The extensive explanation of the translation of the Hebrew text of each psalm is a strength of this commentary. In the main body of the commentary Hebrew appears in parenthesis without transliteration. The method is more or less verse-by-verse, although he occasionally groups verses under a single header. He interacts with a broad spectrum of scholarship in the notes, although there is preference for more conservative writers. There is no separate bibliography for each Psalm (as in the WBC or NICOT). Most of the commentary focuses on the vocabulary of the Psalm, with special attention to the main point of the metaphors chosen. When a Psalm refers to some historical even in the life of Israel, the commentary attempts to use the allusion to understand the text of the Psalm.
Each chapter ends with a short “message and application” of the Psalm. It is here Ross attempts to bridge the gap between ancient Hebrew poetry and contemporary Christian worship with a short application. Pastors will find these conclusions very helpful as they draw on this commentary for sermons. Since Ross began by “paying attention to the text” and done his exegetical work, the “message” of the Psalm is tied directly to the text. Usually there is a single line in italics that functions as a kind of one-sentence application for the psalm.
If there is any messianic element in the Psalm, it appears in this “message and application” section. For example, Psalm 118:22-24 is explicitly messianic in the New Testament (Matt 21:42-44). Ross considered this Psalm a typology of Jesus; the builders are the Pharisees and the kings are the Romans (454). The interpretation of the Psalm, Ross says, but function at two levels because “the Lord Jesus Christ clearly appropriated it to himself” (457). Likewise, Psalm 110 is a “prophecy of the coming victory of the Messiah over the world” (358).
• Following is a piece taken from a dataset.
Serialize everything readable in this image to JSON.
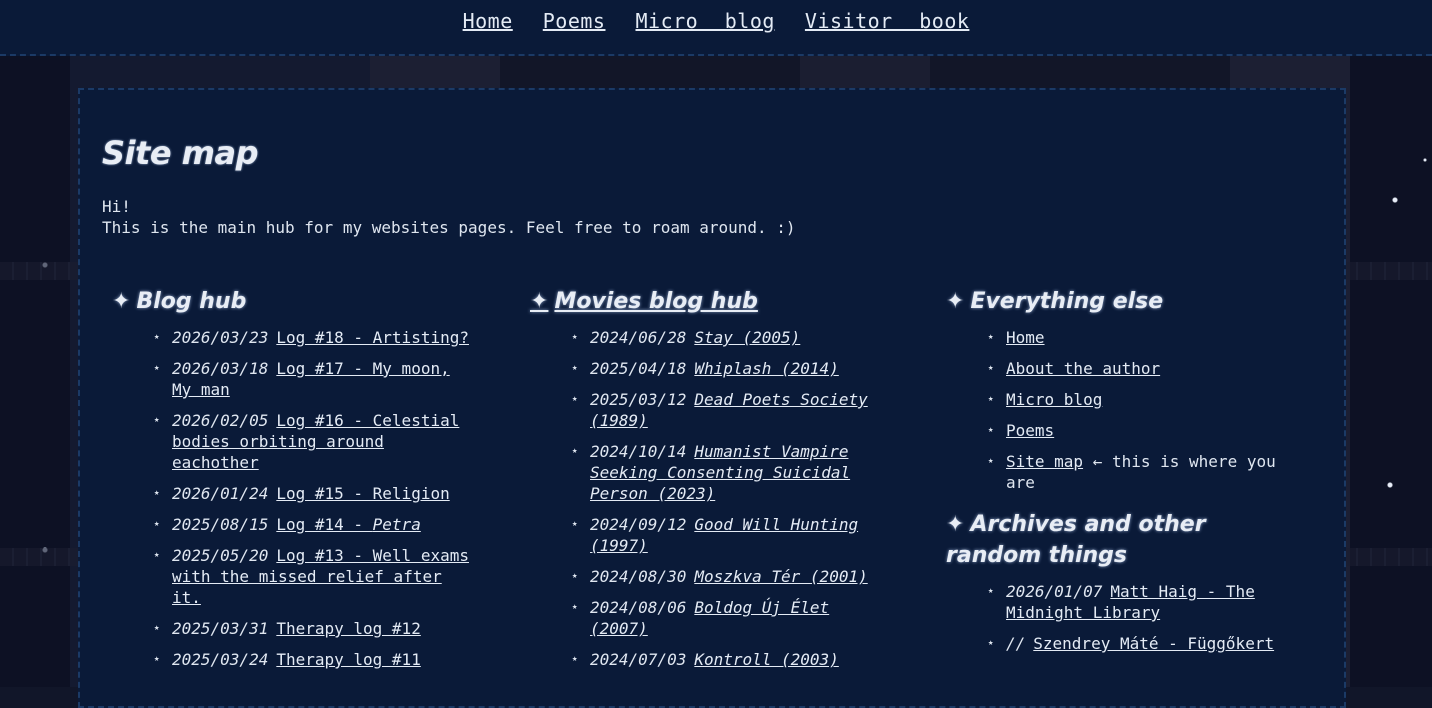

One significant feature of this commentary is a 136 page commentary on Psalm 119. As Ross explains, Psalm 119 has not received the kind of attention it deserves (459). By way of comparison, the excellent NICOT commentary on Psalms devotes only sixteen pages to Psalm 119, but nearly ten of those pages are a translation of the whole Psalm and more than two pages are concerned with the acrostic form and repeated vocabulary. So too Samuel Terrien’s EEC commentary; of the nineteen pages devoted to Psalm 119, twelve are a translation and one is bibliography. Geoff Grogan’s Two Horizons commentary on the Psalms has about six pages on the Psalm. To be fair, Ross has about three times the pages than the NICOT, but a 136 page unit only on Psalm 119 is perhaps the longest attempted study of this psalm is modern biblical studies.
Ross observes that a quick reading of Psalm 119 may result in the conclusion that it is a “repetitious and random collection of meditations on the Word of God” (462). Yet careful study will show each stanza is a careful meditation with certain themes, and each stanza builds toward a message which must be read from beginning to end. To demonstrate this, Ross offers a short exposition of each stanza as if were a separate Psalm. He includes an exegetical outline and expositional notes along with a “message and application” for each eight verse unit.
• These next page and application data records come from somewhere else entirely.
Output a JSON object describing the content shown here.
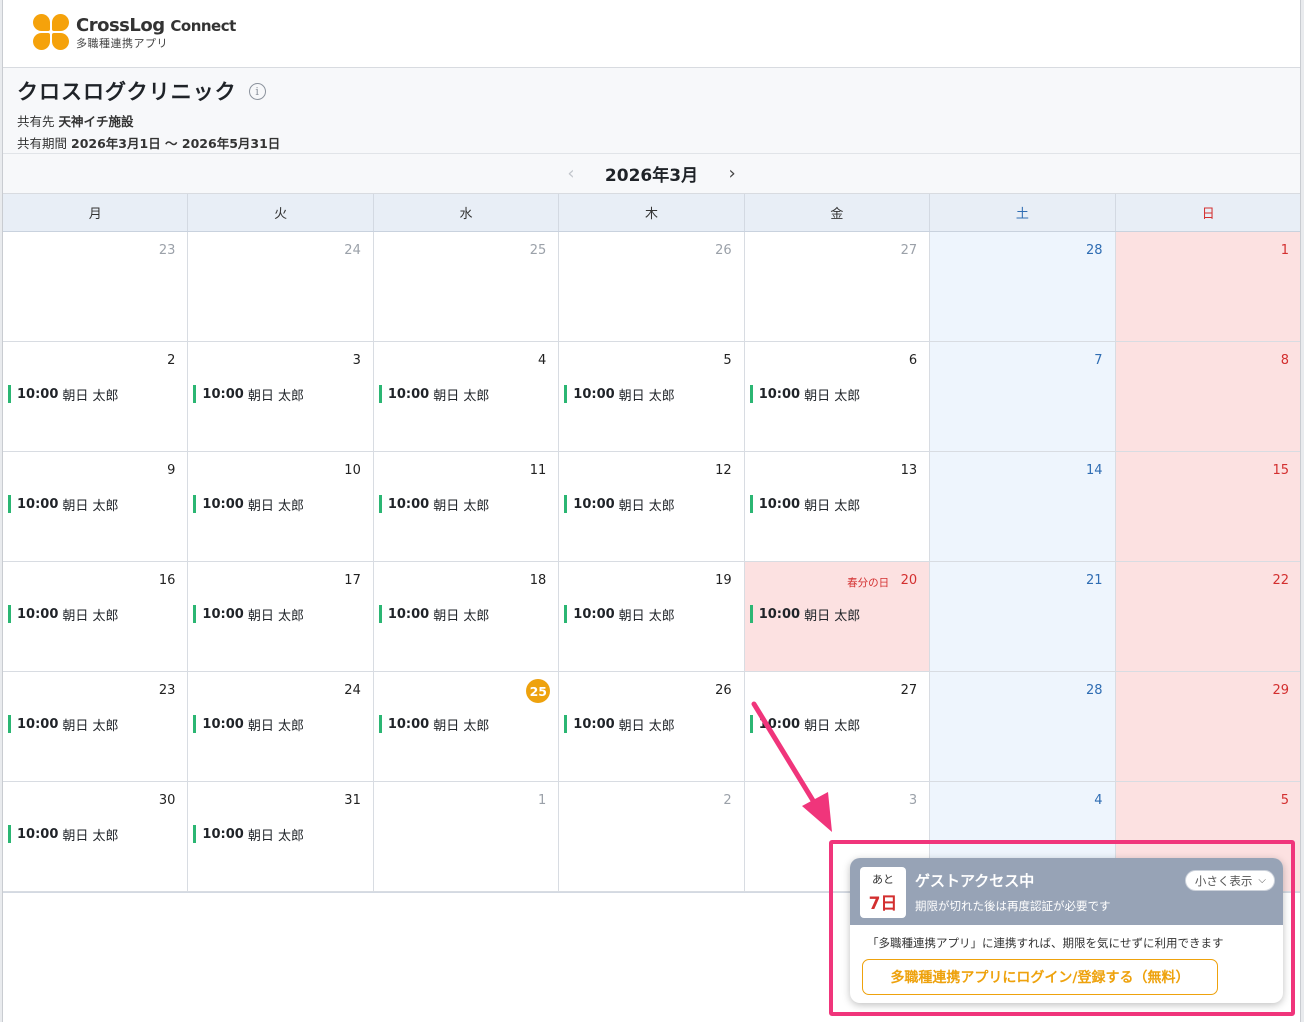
{
  "app": {
    "logo_title": "CrossLog",
    "logo_title_suffix": "Connect",
    "logo_sub": "多職種連携アプリ"
  },
  "clinic": {
    "name": "クロスログクリニック",
    "share_to_label": "共有先",
    "share_to_value": "天神イチ施設",
    "period_label": "共有期間",
    "period_value": "2026年3月1日 〜 2026年5月31日"
  },
  "nav": {
    "month": "2026年3月",
    "prev": "‹",
    "next": "›"
  },
  "weekdays": [
    "月",
    "火",
    "水",
    "木",
    "金",
    "土",
    "日"
  ],
  "event_template": {
    "time": "10:00",
    "name": "朝日 太郎"
  },
  "weeks": [
    [
      {
        "day": "23",
        "type": "other"
      },
      {
        "day": "24",
        "type": "other"
      },
      {
        "day": "25",
        "type": "other"
      },
      {
        "day": "26",
        "type": "other"
      },
      {
        "day": "27",
        "type": "other"
      },
      {
        "day": "28",
        "type": "sat"
      },
      {
        "day": "1",
        "type": "sun"
      }
    ],
    [
      {
        "day": "2",
        "event": true
      },
      {
        "day": "3",
        "event": true
      },
      {
        "day": "4",
        "event": true
      },
      {
        "day": "5",
        "event": true
      },
      {
        "day": "6",
        "event": true
      },
      {
        "day": "7",
        "type": "sat"
      },
      {
        "day": "8",
        "type": "sun"
      }
    ],
    [
      {
        "day": "9",
        "event": true
      },
      {
        "day": "10",
        "event": true
      },
      {
        "day": "11",
        "event": true
      },
      {
        "day": "12",
        "event": true
      },
      {
        "day": "13",
        "event": true
      },
      {
        "day": "14",
        "type": "sat"
      },
      {
        "day": "15",
        "type": "sun"
      }
    ],
    [
      {
        "day": "16",
        "event": true
      },
      {
        "day": "17",
        "event": true
      },
      {
        "day": "18",
        "event": true
      },
      {
        "day": "19",
        "event": true
      },
      {
        "day": "20",
        "event": true,
        "type": "holiday",
        "holiday": "春分の日"
      },
      {
        "day": "21",
        "type": "sat"
      },
      {
        "day": "22",
        "type": "sun"
      }
    ],
    [
      {
        "day": "23",
        "event": true
      },
      {
        "day": "24",
        "event": true
      },
      {
        "day": "25",
        "event": true,
        "today": true
      },
      {
        "day": "26",
        "event": true
      },
      {
        "day": "27",
        "event": true
      },
      {
        "day": "28",
        "type": "sat"
      },
      {
        "day": "29",
        "type": "sun"
      }
    ],
    [
      {
        "day": "30",
        "event": true
      },
      {
        "day": "31",
        "event": true
      },
      {
        "day": "1",
        "type": "other"
      },
      {
        "day": "2",
        "type": "other"
      },
      {
        "day": "3",
        "type": "other"
      },
      {
        "day": "4",
        "type": "sat"
      },
      {
        "day": "5",
        "type": "sun"
      }
    ]
  ],
  "guest_panel": {
    "days_prefix": "あと",
    "days_left": "7日",
    "title": "ゲストアクセス中",
    "subtitle": "期限が切れた後は再度認証が必要です",
    "minimize_label": "小さく表示",
    "note": "「多職種連携アプリ」に連携すれば、期限を気にせずに利用できます",
    "cta_label": "多職種連携アプリにログイン/登録する（無料）"
  },
  "colors": {
    "accent": "#eea20d",
    "event_bar": "#2bb673",
    "saturday": "#2f6db3",
    "sunday": "#d32f2f",
    "highlight": "#f0357b"
  }
}
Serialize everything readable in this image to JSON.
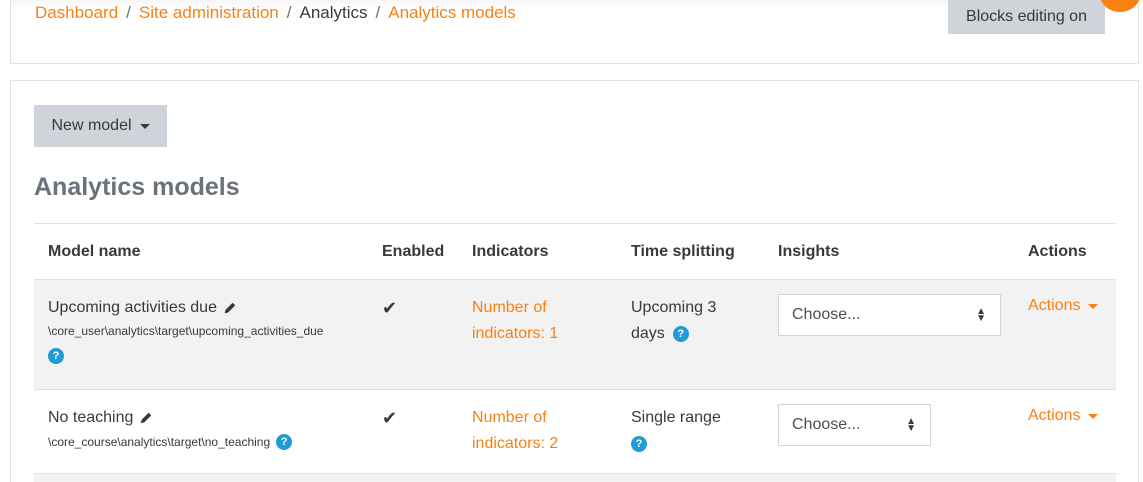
{
  "breadcrumb": {
    "items": [
      "Dashboard",
      "Site administration",
      "Analytics",
      "Analytics models"
    ],
    "separator": "/"
  },
  "header": {
    "blocks_editing_label": "Blocks editing on"
  },
  "toolbar": {
    "new_model_label": "New model"
  },
  "page_title": "Analytics models",
  "table": {
    "headers": [
      "Model name",
      "Enabled",
      "Indicators",
      "Time splitting",
      "Insights",
      "Actions"
    ],
    "rows": [
      {
        "name": "Upcoming activities due",
        "path": "\\core_user\\analytics\\target\\upcoming_activities_due",
        "enabled": "✔",
        "indicators_line1": "Number of",
        "indicators_line2": "indicators: 1",
        "time_splitting_line1": "Upcoming 3",
        "time_splitting_line2": "days",
        "insights_value": "Choose...",
        "actions_label": "Actions"
      },
      {
        "name": "No teaching",
        "path": "\\core_course\\analytics\\target\\no_teaching",
        "enabled": "✔",
        "indicators_line1": "Number of",
        "indicators_line2": "indicators: 2",
        "time_splitting_line1": "Single range",
        "time_splitting_line2": "",
        "insights_value": "Choose...",
        "actions_label": "Actions"
      }
    ]
  },
  "icons": {
    "help": "question-circle-icon",
    "edit": "pencil-icon",
    "check": "check-icon"
  },
  "colors": {
    "link": "#f98012",
    "help": "#1f9bd8",
    "button_bg": "#ced4da",
    "striped_row": "#f2f2f2",
    "title": "#6a737b"
  }
}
Conclusion. Like the other two volumes, Ross’s commentary on Psalms 90-150 is a model for how to read any section of Scripture. Ross’s method is clear and yields fruit that will enhance any sermon or lecture on the Psalms. This commentary would make an excellent addition to any pastor’s library.
NB: Thanks to Kregel for kindly providing me with a review copy of this book. This did not influence my thoughts regarding the work.